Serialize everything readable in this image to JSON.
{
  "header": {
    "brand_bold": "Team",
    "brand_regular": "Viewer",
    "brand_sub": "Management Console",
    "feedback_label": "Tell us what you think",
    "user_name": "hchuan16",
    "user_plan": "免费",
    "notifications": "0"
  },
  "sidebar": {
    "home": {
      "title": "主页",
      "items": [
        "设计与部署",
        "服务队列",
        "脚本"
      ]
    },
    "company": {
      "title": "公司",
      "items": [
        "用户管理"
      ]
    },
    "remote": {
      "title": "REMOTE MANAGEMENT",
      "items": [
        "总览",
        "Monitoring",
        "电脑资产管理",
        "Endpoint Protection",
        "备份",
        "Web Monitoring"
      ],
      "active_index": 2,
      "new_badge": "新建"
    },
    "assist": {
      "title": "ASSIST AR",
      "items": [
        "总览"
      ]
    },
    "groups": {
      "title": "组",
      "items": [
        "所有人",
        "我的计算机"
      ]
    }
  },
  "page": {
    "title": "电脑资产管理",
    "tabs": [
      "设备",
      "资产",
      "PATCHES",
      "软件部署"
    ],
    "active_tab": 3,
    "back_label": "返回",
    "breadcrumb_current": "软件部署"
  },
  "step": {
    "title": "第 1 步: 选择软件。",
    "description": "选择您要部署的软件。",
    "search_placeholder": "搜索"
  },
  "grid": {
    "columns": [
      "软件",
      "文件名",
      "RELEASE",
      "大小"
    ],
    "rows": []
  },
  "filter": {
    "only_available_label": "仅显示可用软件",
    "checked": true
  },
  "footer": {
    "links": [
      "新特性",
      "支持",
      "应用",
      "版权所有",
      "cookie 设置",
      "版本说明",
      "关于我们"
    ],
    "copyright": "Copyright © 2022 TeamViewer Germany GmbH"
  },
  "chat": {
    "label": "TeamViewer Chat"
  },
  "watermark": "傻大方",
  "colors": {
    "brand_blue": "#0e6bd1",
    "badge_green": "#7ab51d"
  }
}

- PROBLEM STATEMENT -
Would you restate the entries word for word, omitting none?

- EXERCISE OUTPUT -
Serialize everything readable in this image to JSON.
{
  "header": {
    "brand_bold": "Team",
    "brand_regular": "Viewer",
    "brand_sub": "Management Console",
    "feedback_label": "Tell us what you think",
    "user_name": "hchuan16",
    "user_plan": "免费",
    "notifications": "0"
  },
  "sidebar": {
    "home": {
      "title": "主页",
      "items": [
        "设计与部署",
        "服务队列",
        "脚本"
      ]
    },
    "company": {
      "title": "公司",
      "items": [
        "用户管理"
      ]
    },
    "remote": {
      "title": "REMOTE MANAGEMENT",
      "items": [
        "总览",
        "Monitoring",
        "电脑资产管理",
        "Endpoint Protection",
        "备份",
        "Web Monitoring"
      ],
      "active_index": 2,
      "new_badge": "新建"
    },
    "assist": {
      "title": "ASSIST AR",
      "items": [
        "总览"
      ]
    },
    "groups": {
      "title": "组",
      "items": [
        "所有人",
        "我的计算机"
      ]
    }
  },
  "page": {
    "title": "电脑资产管理",
    "tabs": [
      "设备",
      "资产",
      "PATCHES",
      "软件部署"
    ],
    "active_tab": 3,
    "back_label": "返回",
    "breadcrumb_current": "软件部署"
  },
  "step": {
    "title": "第 1 步: 选择软件。",
    "description": "选择您要部署的软件。",
    "search_placeholder": "搜索"
  },
  "grid": {
    "columns": [
      "软件",
      "文件名",
      "RELEASE",
      "大小"
    ],
    "rows": []
  },
  "filter": {
    "only_available_label": "仅显示可用软件",
    "checked": true
  },
  "footer": {
    "links": [
      "新特性",
      "支持",
      "应用",
      "版权所有",
      "cookie 设置",
      "版本说明",
      "关于我们"
    ],
    "copyright": "Copyright © 2022 TeamViewer Germany GmbH"
  },
  "chat": {
    "label": "TeamViewer Chat"
  },
  "watermark": "傻大方",
  "colors": {
    "brand_blue": "#0e6bd1",
    "badge_green": "#7ab51d"
  }
}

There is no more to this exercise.